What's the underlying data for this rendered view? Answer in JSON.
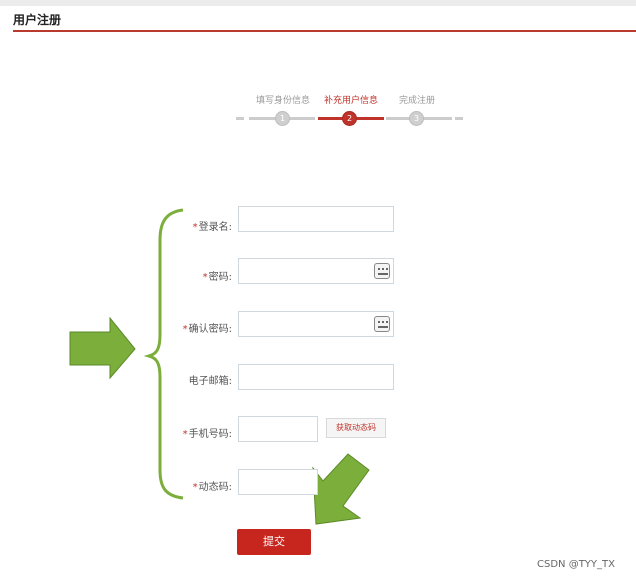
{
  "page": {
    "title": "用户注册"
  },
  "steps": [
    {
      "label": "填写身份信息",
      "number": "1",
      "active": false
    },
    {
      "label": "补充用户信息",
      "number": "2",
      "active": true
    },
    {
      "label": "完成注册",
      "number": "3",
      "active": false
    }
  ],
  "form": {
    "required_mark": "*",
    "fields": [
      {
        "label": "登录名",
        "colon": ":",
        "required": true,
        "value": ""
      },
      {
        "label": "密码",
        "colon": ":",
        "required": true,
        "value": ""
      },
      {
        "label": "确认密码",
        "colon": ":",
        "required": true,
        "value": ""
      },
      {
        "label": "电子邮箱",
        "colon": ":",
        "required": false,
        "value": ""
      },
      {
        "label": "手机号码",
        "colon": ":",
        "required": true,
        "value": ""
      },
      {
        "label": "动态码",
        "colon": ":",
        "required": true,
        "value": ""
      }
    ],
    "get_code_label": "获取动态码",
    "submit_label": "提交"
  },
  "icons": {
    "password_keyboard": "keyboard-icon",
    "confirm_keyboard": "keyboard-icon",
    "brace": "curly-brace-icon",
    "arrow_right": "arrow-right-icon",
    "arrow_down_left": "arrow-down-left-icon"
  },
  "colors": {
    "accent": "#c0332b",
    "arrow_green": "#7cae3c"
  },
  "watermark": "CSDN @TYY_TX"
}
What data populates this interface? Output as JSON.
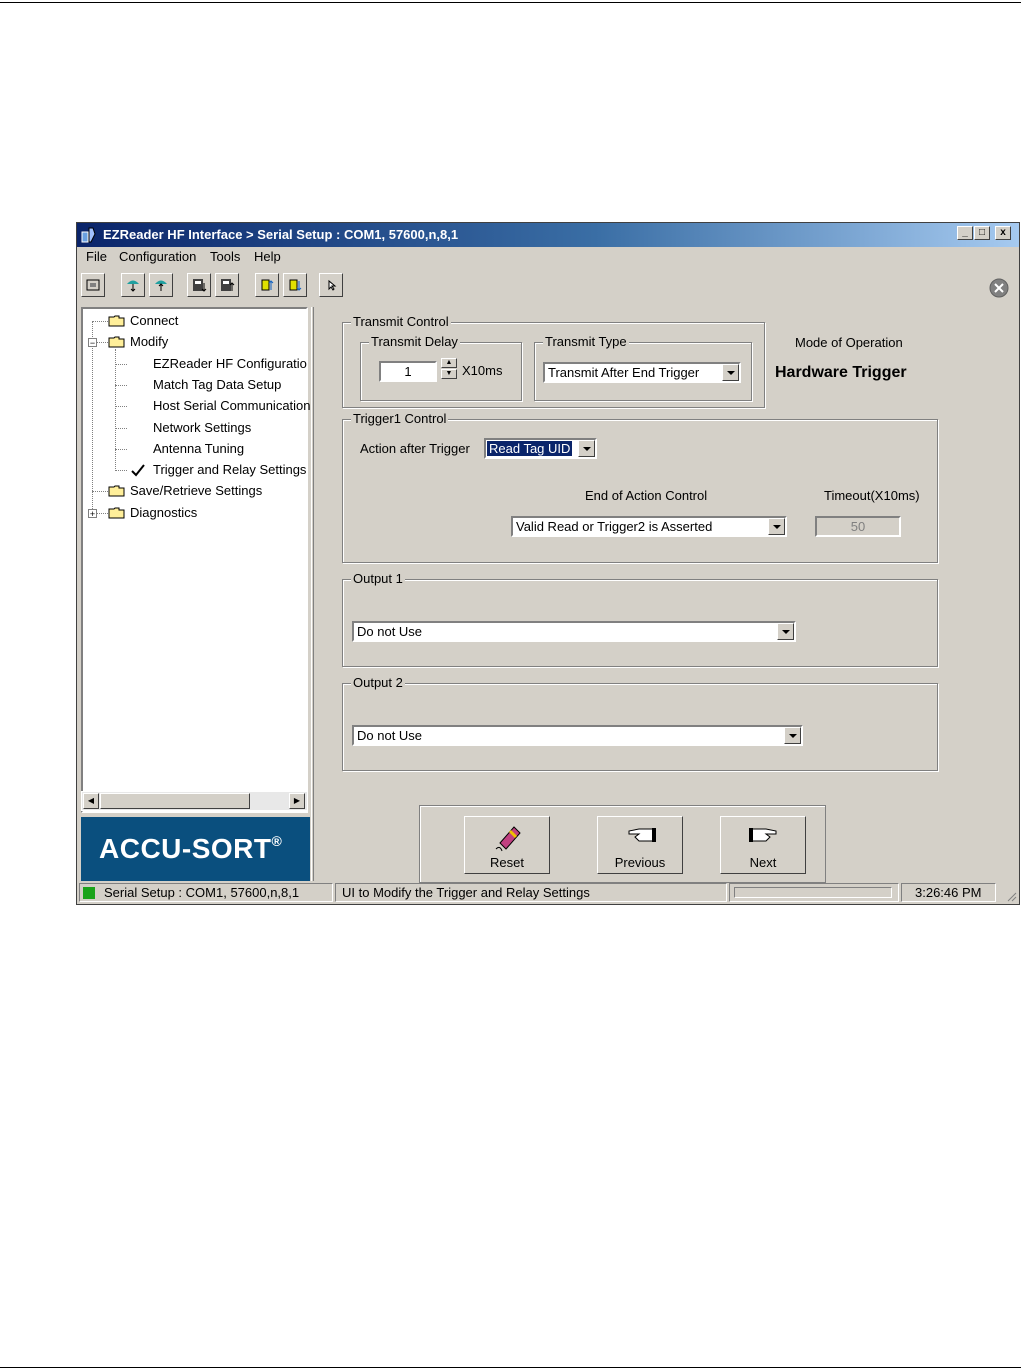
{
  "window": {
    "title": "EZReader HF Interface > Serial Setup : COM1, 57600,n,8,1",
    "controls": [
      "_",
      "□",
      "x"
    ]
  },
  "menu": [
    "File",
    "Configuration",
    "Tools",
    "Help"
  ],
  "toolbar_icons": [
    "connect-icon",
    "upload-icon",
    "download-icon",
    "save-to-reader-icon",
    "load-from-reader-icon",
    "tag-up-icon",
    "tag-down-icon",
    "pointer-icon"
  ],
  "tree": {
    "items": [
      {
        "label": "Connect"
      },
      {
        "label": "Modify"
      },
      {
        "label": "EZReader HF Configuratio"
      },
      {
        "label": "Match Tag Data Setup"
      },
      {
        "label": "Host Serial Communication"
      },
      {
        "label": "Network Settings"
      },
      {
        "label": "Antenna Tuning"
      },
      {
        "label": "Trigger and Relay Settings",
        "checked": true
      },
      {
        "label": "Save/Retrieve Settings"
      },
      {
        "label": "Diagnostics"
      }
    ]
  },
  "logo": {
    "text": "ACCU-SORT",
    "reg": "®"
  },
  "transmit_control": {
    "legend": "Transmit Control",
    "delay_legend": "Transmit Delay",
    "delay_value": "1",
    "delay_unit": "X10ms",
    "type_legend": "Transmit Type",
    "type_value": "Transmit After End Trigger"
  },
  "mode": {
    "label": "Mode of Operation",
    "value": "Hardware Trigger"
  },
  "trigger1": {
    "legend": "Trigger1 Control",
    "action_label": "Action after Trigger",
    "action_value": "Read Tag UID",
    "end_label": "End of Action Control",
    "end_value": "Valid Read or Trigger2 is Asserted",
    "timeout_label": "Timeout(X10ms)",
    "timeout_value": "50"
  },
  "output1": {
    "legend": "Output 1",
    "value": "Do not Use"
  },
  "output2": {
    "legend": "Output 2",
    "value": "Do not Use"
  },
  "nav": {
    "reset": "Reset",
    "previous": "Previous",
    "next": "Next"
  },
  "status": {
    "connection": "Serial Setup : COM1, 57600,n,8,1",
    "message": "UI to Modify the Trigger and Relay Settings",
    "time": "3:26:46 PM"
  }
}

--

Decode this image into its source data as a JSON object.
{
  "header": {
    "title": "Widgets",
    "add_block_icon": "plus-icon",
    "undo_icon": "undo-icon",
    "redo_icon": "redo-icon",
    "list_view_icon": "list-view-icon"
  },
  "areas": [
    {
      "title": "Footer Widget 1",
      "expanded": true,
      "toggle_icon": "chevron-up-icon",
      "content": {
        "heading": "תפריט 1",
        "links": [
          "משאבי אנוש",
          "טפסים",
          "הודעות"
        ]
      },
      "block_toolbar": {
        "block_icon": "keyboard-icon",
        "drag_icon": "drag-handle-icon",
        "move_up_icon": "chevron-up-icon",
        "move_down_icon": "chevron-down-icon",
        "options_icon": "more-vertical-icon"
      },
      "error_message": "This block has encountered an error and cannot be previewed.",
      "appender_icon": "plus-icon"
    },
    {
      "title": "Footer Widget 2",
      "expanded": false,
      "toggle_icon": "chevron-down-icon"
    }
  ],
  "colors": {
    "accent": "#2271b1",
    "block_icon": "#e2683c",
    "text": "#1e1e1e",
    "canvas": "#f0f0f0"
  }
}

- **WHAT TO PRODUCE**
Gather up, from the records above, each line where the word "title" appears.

- **RESPONSE TO THIS TASK**
    "title": "用户注册"
    "title": "EZReader HF Interface > Serial Setup : COM1, 57600,n,8,1",
    "title": "Widgets",
      "title": "Footer Widget 1",
      "title": "Footer Widget 2",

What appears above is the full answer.